Traveling by air within the US in 2016? You may need to show more than a driver's license. That's because the feds are threatening to finally enforce a 10-year-old law requiring states to have higher standards when issuing those licenses, the New York Times reports. Called the Real ID Act, it requires states to demand immigration status, a Social Security number, and documents proving identity when granting a driver's license. "Machine-readable" technology like a magnetic strip containing your personal information must also be on the license. Some states are vehemently opposed, but one way the feds can enforce Real ID is by making sure airport screeners only accept licenses that meet federal standards.

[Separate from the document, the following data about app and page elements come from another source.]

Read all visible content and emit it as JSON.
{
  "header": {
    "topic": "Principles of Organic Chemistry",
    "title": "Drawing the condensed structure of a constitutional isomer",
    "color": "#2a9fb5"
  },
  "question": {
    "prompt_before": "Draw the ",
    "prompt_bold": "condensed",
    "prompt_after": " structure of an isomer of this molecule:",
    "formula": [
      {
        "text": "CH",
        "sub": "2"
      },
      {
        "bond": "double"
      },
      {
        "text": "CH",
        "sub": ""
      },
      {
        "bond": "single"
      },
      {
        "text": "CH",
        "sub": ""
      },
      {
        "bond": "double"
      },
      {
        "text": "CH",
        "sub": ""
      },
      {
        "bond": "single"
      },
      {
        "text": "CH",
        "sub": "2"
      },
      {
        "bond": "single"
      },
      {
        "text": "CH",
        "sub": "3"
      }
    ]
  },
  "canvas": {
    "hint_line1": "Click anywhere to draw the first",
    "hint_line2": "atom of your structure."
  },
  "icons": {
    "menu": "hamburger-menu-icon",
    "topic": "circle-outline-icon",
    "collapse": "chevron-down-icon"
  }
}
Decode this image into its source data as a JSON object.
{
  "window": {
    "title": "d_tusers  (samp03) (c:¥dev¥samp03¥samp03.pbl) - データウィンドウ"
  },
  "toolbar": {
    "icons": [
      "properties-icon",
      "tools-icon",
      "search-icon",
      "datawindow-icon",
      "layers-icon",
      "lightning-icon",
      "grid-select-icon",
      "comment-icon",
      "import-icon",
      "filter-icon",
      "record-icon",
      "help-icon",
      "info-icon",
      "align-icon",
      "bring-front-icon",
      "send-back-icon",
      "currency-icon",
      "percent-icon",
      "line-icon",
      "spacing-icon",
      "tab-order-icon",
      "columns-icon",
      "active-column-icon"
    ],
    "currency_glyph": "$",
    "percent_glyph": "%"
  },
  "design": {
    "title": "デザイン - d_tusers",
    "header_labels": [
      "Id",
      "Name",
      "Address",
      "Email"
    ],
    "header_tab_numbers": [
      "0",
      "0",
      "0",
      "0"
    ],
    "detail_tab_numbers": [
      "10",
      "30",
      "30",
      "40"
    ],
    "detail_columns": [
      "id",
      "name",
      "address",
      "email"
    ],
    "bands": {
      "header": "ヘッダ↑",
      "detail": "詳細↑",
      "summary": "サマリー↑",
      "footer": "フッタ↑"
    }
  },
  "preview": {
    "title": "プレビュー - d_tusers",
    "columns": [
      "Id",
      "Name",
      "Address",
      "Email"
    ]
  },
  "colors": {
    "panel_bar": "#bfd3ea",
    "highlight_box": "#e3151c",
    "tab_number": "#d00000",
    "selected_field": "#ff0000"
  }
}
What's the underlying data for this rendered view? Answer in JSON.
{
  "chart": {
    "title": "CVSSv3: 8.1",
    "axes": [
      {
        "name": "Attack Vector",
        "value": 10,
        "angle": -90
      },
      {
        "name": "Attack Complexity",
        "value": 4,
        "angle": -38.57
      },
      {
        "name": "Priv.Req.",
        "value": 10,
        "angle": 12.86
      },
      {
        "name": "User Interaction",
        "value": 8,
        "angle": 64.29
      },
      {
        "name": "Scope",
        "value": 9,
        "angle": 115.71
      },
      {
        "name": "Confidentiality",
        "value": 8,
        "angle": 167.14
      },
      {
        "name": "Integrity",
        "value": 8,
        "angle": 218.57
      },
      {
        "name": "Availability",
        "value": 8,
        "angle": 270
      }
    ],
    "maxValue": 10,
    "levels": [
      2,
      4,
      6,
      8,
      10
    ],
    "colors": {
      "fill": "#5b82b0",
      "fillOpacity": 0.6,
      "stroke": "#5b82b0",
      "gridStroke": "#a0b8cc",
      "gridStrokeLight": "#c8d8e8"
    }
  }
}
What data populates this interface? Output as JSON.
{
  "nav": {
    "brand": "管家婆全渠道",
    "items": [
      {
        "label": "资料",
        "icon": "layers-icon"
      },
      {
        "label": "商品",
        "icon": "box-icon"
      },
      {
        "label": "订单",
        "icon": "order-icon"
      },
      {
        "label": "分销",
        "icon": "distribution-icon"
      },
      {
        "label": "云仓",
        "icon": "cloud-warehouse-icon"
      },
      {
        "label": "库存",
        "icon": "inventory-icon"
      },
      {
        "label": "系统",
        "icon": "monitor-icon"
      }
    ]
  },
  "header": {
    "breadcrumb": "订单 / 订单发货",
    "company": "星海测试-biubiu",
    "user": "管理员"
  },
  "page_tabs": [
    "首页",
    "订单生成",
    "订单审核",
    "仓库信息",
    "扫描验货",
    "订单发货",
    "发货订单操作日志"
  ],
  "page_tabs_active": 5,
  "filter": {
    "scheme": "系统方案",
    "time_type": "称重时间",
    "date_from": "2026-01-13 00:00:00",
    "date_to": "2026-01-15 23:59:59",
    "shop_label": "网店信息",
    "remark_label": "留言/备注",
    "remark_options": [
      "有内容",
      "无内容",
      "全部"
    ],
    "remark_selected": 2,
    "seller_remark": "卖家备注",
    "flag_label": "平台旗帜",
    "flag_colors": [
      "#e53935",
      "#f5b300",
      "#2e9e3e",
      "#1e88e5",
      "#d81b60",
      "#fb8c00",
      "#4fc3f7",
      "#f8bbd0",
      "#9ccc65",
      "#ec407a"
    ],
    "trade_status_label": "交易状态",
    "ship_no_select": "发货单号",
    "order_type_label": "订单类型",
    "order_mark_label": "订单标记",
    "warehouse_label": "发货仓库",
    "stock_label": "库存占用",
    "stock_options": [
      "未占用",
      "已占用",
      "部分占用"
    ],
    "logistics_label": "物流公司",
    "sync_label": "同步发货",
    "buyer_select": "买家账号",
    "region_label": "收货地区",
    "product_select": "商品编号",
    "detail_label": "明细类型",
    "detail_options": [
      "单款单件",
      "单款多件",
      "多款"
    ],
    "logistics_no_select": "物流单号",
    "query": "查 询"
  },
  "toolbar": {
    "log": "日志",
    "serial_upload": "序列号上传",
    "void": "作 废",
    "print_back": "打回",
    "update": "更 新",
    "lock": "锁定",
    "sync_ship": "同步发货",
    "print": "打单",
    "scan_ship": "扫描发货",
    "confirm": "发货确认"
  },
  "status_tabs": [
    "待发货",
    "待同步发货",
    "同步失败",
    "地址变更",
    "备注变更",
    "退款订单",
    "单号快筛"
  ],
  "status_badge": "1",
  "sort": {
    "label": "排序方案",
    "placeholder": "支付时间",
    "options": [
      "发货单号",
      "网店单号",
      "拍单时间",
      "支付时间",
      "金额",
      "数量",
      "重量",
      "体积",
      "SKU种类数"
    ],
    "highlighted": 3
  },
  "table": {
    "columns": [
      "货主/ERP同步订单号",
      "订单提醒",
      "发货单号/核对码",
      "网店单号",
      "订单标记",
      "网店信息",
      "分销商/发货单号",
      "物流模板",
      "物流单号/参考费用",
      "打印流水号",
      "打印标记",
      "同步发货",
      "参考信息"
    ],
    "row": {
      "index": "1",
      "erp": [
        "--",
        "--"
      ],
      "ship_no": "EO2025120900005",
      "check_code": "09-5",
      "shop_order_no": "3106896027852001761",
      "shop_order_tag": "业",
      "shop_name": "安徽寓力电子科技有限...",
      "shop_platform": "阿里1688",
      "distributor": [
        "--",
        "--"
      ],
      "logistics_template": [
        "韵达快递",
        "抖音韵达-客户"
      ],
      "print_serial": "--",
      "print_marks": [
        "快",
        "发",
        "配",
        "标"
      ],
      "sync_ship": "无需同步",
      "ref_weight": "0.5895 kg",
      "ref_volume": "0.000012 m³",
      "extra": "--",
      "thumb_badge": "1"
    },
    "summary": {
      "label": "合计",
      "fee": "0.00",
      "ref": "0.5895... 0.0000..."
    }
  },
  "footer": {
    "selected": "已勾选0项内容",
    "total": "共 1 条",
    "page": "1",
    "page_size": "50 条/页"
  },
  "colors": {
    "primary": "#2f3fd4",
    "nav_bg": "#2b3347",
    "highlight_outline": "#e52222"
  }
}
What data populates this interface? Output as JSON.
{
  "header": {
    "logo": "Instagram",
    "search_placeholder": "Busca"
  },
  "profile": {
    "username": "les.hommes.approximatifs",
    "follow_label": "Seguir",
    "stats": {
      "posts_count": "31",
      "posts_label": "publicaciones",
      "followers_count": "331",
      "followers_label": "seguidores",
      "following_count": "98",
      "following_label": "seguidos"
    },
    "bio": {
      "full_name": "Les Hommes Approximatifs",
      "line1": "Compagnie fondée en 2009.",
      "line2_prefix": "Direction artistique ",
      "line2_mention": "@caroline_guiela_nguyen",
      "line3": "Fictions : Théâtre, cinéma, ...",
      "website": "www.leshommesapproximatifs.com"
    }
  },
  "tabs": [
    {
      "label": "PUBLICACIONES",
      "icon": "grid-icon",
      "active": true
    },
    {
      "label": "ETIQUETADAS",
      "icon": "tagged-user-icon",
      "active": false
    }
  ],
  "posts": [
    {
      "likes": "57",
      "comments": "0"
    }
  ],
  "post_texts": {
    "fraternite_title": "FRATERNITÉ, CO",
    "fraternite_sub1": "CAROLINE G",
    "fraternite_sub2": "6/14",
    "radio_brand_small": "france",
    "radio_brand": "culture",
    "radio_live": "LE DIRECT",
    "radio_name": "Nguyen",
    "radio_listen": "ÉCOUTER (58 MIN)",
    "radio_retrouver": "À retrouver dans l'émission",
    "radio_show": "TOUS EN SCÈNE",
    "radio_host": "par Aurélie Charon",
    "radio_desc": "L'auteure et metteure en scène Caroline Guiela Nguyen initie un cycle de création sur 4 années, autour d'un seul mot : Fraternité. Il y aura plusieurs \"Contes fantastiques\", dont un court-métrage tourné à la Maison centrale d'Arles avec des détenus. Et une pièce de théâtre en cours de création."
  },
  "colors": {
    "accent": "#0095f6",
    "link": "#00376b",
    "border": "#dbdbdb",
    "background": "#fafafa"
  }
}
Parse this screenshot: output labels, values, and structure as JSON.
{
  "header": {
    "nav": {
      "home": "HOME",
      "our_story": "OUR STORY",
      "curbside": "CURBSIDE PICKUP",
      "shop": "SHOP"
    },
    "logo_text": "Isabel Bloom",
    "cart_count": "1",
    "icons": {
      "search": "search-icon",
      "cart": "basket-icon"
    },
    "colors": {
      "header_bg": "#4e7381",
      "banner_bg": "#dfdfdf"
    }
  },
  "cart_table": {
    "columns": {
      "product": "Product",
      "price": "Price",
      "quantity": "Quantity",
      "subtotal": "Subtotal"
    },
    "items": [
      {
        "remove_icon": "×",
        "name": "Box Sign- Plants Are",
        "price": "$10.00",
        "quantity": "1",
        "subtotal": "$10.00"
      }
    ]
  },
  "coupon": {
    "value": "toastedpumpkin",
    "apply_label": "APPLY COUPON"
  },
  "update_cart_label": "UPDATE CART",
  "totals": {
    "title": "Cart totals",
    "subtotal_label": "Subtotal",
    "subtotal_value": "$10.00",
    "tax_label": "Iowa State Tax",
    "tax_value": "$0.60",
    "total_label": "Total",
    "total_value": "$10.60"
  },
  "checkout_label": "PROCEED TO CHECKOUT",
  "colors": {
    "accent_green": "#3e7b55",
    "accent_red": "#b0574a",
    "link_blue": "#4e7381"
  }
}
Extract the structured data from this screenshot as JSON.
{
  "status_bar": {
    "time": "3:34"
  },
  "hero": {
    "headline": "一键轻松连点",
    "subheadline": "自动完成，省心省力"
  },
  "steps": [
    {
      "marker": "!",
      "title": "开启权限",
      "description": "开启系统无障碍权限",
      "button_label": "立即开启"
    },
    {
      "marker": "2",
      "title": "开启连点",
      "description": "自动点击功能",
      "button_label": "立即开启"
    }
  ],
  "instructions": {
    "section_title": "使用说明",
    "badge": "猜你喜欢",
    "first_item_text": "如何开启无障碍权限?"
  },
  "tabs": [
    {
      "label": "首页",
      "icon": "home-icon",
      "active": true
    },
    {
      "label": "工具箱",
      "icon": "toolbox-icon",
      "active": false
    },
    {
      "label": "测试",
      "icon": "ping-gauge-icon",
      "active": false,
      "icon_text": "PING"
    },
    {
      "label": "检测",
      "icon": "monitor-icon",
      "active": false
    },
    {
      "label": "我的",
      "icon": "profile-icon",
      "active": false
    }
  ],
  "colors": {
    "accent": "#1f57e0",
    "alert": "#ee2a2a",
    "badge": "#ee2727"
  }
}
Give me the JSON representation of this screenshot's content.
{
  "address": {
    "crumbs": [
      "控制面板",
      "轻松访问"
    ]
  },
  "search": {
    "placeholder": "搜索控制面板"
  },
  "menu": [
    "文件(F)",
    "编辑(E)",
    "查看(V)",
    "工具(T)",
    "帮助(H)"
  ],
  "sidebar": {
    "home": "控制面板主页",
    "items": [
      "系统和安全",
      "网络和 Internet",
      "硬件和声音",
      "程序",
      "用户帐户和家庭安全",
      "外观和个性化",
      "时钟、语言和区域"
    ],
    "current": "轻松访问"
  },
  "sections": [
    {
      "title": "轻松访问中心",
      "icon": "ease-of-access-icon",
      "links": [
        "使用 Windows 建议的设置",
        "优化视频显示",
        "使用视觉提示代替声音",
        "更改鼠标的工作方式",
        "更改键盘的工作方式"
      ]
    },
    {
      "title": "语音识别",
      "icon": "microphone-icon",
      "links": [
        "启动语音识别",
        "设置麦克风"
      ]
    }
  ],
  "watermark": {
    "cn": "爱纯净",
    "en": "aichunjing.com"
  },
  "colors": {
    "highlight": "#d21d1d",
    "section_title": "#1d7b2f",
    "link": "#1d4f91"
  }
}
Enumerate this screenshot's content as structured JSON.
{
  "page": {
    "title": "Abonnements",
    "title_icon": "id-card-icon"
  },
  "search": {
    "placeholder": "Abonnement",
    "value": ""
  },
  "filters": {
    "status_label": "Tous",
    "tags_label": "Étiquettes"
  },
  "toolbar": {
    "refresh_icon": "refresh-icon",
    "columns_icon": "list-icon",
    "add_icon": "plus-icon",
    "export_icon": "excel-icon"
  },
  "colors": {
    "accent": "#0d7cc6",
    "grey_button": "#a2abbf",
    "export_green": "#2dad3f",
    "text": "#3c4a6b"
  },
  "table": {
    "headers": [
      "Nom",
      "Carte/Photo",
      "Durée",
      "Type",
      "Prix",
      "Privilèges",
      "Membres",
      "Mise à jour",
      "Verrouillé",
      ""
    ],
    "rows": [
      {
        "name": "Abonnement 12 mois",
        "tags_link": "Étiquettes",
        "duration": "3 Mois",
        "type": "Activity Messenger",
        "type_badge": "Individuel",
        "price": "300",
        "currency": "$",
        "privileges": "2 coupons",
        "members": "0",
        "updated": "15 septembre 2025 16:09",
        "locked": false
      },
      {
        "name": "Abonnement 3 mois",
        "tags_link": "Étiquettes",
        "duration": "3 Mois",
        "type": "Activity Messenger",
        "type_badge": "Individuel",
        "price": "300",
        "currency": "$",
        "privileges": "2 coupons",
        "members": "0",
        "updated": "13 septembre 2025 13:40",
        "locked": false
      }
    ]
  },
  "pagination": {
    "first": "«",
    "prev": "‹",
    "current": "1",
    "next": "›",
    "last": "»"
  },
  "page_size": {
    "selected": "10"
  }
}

A big issue is the magnetic strip, which would eventually allow all states—and maybe the federal government—access to your private data. Passed after 9/11, Real ID is said to boost national security while reducing fraud and identity theft, but critics see government intrusion and hacker-vulnerable databases. "This is a game of intimidation being played out between Congress and the federal government and state governments, with ordinary citizens being squeezed in the middle," says a privacy advocate. Most states have made enough progress to get certified or have an extension, but Washington, Minnesota, and New Mexico are on the outs. As the Santa Fe New Mexican puts it, "Yes, get a passport; Real ID is coming." (Read more driver's licenses stories.)